[[ ENTRIES SUPPLIED, beginning ]]

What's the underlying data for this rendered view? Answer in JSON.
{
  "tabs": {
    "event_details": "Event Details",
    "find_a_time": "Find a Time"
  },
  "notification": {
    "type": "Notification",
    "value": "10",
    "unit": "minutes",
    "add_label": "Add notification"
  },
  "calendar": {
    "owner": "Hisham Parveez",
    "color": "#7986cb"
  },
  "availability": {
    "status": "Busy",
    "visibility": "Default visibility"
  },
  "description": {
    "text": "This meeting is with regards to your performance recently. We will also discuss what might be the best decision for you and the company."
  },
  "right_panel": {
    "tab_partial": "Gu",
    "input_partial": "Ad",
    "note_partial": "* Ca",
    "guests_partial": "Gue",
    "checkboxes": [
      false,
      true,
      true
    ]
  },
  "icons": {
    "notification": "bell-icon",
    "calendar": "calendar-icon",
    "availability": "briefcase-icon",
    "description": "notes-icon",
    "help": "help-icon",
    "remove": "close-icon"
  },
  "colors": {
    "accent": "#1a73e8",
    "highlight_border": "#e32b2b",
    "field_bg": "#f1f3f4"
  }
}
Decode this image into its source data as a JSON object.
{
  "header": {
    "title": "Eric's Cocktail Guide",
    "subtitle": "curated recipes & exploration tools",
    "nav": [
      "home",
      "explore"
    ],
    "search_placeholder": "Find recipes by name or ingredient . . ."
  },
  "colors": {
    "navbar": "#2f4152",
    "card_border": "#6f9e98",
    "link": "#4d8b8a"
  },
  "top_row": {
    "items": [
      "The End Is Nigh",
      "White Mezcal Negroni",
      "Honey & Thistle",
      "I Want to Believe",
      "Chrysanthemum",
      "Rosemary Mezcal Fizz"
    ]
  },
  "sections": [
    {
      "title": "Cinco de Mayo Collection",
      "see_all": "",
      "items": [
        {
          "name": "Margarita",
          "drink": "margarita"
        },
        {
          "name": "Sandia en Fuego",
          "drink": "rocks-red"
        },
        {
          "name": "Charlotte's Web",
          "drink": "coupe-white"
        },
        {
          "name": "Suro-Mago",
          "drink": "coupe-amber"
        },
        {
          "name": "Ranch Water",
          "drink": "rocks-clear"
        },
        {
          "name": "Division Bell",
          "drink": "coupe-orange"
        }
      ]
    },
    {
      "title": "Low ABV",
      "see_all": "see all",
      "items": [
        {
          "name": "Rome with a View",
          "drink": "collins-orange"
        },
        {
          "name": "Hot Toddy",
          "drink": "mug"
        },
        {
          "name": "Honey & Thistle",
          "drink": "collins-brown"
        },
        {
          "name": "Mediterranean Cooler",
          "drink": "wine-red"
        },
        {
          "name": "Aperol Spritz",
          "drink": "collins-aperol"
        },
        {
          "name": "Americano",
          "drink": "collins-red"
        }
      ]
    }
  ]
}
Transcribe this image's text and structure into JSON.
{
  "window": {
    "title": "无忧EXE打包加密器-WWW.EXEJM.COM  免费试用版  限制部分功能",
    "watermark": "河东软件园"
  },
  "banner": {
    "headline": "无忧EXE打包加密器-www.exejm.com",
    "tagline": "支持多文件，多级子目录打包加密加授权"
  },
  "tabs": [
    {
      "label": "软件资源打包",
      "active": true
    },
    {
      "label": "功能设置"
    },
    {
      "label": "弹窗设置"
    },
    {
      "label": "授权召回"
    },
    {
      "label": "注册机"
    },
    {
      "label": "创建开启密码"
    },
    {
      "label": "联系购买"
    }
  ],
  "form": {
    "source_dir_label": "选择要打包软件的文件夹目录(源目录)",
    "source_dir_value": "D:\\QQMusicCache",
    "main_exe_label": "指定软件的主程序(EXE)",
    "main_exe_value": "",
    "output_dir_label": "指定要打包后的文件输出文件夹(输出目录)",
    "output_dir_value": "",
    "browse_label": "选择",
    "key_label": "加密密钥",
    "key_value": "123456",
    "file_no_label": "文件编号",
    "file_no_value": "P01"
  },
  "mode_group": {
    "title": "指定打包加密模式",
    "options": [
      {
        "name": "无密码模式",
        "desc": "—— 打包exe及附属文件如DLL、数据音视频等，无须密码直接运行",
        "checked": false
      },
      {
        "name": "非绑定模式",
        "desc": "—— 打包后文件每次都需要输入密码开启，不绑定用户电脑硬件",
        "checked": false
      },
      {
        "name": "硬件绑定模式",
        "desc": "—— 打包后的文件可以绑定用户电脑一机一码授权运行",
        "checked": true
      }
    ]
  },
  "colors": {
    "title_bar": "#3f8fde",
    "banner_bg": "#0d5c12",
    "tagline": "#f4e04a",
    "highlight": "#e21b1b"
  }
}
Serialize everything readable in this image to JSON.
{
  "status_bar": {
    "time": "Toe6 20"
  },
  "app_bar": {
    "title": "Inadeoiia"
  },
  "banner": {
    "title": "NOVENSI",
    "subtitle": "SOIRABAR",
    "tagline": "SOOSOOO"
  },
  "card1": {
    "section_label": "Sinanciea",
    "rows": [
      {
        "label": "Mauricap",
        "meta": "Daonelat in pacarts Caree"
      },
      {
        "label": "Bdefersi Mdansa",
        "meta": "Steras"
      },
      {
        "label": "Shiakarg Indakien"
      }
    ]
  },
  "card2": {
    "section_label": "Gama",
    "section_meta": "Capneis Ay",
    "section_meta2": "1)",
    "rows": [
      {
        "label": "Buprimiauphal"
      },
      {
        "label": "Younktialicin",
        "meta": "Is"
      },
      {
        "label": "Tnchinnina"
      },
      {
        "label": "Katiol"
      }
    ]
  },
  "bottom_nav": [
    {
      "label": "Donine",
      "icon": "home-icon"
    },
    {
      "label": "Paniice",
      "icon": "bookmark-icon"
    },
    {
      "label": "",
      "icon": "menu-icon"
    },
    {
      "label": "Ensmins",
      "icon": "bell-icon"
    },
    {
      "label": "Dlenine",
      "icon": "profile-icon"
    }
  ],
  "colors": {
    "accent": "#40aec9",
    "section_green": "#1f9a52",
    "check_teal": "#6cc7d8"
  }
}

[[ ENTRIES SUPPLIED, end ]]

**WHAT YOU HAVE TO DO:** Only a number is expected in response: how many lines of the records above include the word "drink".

**EXERCISE RESULT:** 12